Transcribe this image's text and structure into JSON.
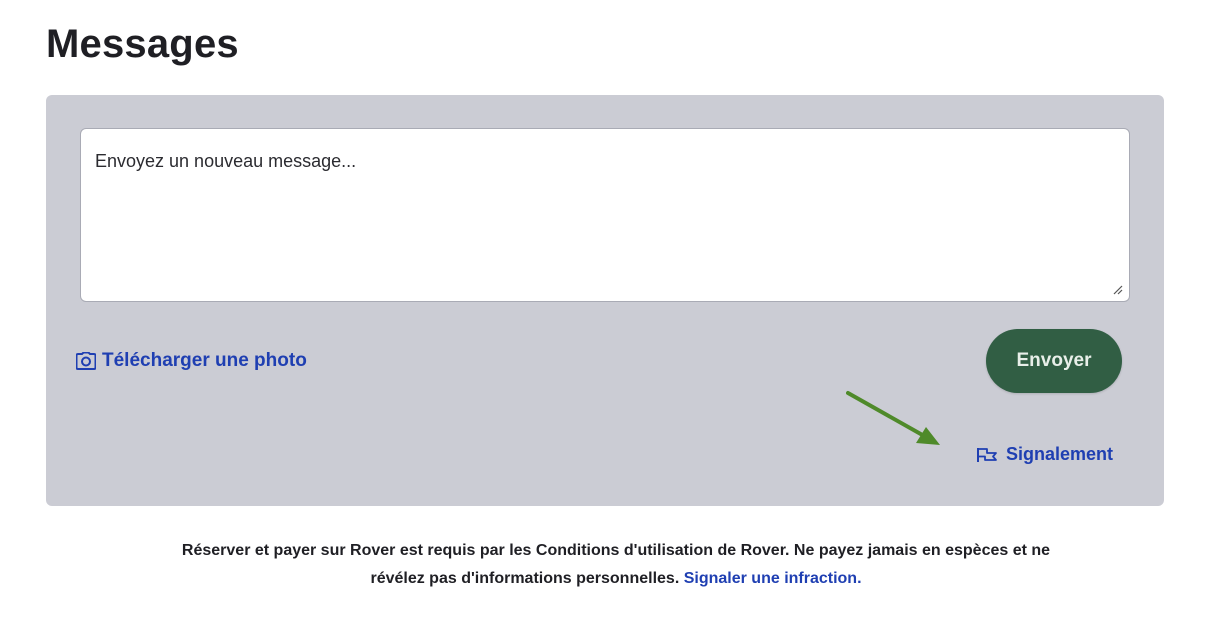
{
  "page": {
    "title": "Messages"
  },
  "composer": {
    "placeholder": "Envoyez un nouveau message...",
    "upload_label": "Télécharger une photo",
    "upload_icon": "camera-icon",
    "send_label": "Envoyer",
    "report_label": "Signalement",
    "report_icon": "flag-icon"
  },
  "footer": {
    "line1": "Réserver et payer sur Rover est requis par les Conditions d'utilisation de Rover. Ne payez jamais en espèces et ne",
    "line2_text": "révélez pas d'informations personnelles.",
    "line2_link": "Signaler une infraction."
  },
  "colors": {
    "card_background": "#cbccd4",
    "send_button": "#315e44",
    "link": "#1f3fb2",
    "annotation_arrow": "#4f8a2a"
  }
}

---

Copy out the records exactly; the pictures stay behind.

Transcribe this image's text and structure into JSON.
{
  "page": {
    "title": "Messages"
  },
  "composer": {
    "placeholder": "Envoyez un nouveau message...",
    "upload_label": "Télécharger une photo",
    "upload_icon": "camera-icon",
    "send_label": "Envoyer",
    "report_label": "Signalement",
    "report_icon": "flag-icon"
  },
  "footer": {
    "line1": "Réserver et payer sur Rover est requis par les Conditions d'utilisation de Rover. Ne payez jamais en espèces et ne",
    "line2_text": "révélez pas d'informations personnelles.",
    "line2_link": "Signaler une infraction."
  },
  "colors": {
    "card_background": "#cbccd4",
    "send_button": "#315e44",
    "link": "#1f3fb2",
    "annotation_arrow": "#4f8a2a"
  }
}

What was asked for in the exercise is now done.